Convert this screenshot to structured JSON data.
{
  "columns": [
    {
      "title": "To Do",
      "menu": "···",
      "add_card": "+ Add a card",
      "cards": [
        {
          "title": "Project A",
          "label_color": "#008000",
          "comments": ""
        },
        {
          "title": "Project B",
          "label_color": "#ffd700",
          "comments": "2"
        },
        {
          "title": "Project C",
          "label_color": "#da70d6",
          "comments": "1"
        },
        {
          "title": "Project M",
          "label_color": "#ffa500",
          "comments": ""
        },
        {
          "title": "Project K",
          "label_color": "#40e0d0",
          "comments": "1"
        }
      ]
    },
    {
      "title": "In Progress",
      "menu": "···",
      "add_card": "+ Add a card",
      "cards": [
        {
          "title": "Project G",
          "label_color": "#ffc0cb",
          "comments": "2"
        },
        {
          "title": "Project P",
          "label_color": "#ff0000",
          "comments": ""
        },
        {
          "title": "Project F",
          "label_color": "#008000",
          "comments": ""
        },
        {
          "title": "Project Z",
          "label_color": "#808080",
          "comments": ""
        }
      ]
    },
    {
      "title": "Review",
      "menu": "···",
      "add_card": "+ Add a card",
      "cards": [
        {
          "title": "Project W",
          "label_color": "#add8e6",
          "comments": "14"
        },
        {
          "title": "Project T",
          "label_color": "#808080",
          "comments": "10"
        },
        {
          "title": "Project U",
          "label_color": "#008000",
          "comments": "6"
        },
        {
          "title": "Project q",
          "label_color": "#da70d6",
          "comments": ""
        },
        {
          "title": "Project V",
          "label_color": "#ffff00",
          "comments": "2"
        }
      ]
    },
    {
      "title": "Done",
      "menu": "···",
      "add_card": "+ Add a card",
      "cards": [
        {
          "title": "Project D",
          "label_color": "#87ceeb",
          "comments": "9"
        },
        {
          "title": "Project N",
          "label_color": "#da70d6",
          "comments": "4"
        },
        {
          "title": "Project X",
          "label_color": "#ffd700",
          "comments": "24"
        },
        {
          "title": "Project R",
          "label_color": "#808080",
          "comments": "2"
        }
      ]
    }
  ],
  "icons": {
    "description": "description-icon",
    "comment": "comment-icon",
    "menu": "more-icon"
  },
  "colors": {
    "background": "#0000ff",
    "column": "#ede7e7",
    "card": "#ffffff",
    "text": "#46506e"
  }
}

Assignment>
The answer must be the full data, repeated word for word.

Result of the task>
Convert this screenshot to structured JSON data.
{
  "columns": [
    {
      "title": "To Do",
      "menu": "···",
      "add_card": "+ Add a card",
      "cards": [
        {
          "title": "Project A",
          "label_color": "#008000",
          "comments": ""
        },
        {
          "title": "Project B",
          "label_color": "#ffd700",
          "comments": "2"
        },
        {
          "title": "Project C",
          "label_color": "#da70d6",
          "comments": "1"
        },
        {
          "title": "Project M",
          "label_color": "#ffa500",
          "comments": ""
        },
        {
          "title": "Project K",
          "label_color": "#40e0d0",
          "comments": "1"
        }
      ]
    },
    {
      "title": "In Progress",
      "menu": "···",
      "add_card": "+ Add a card",
      "cards": [
        {
          "title": "Project G",
          "label_color": "#ffc0cb",
          "comments": "2"
        },
        {
          "title": "Project P",
          "label_color": "#ff0000",
          "comments": ""
        },
        {
          "title": "Project F",
          "label_color": "#008000",
          "comments": ""
        },
        {
          "title": "Project Z",
          "label_color": "#808080",
          "comments": ""
        }
      ]
    },
    {
      "title": "Review",
      "menu": "···",
      "add_card": "+ Add a card",
      "cards": [
        {
          "title": "Project W",
          "label_color": "#add8e6",
          "comments": "14"
        },
        {
          "title": "Project T",
          "label_color": "#808080",
          "comments": "10"
        },
        {
          "title": "Project U",
          "label_color": "#008000",
          "comments": "6"
        },
        {
          "title": "Project q",
          "label_color": "#da70d6",
          "comments": ""
        },
        {
          "title": "Project V",
          "label_color": "#ffff00",
          "comments": "2"
        }
      ]
    },
    {
      "title": "Done",
      "menu": "···",
      "add_card": "+ Add a card",
      "cards": [
        {
          "title": "Project D",
          "label_color": "#87ceeb",
          "comments": "9"
        },
        {
          "title": "Project N",
          "label_color": "#da70d6",
          "comments": "4"
        },
        {
          "title": "Project X",
          "label_color": "#ffd700",
          "comments": "24"
        },
        {
          "title": "Project R",
          "label_color": "#808080",
          "comments": "2"
        }
      ]
    }
  ],
  "icons": {
    "description": "description-icon",
    "comment": "comment-icon",
    "menu": "more-icon"
  },
  "colors": {
    "background": "#0000ff",
    "column": "#ede7e7",
    "card": "#ffffff",
    "text": "#46506e"
  }
}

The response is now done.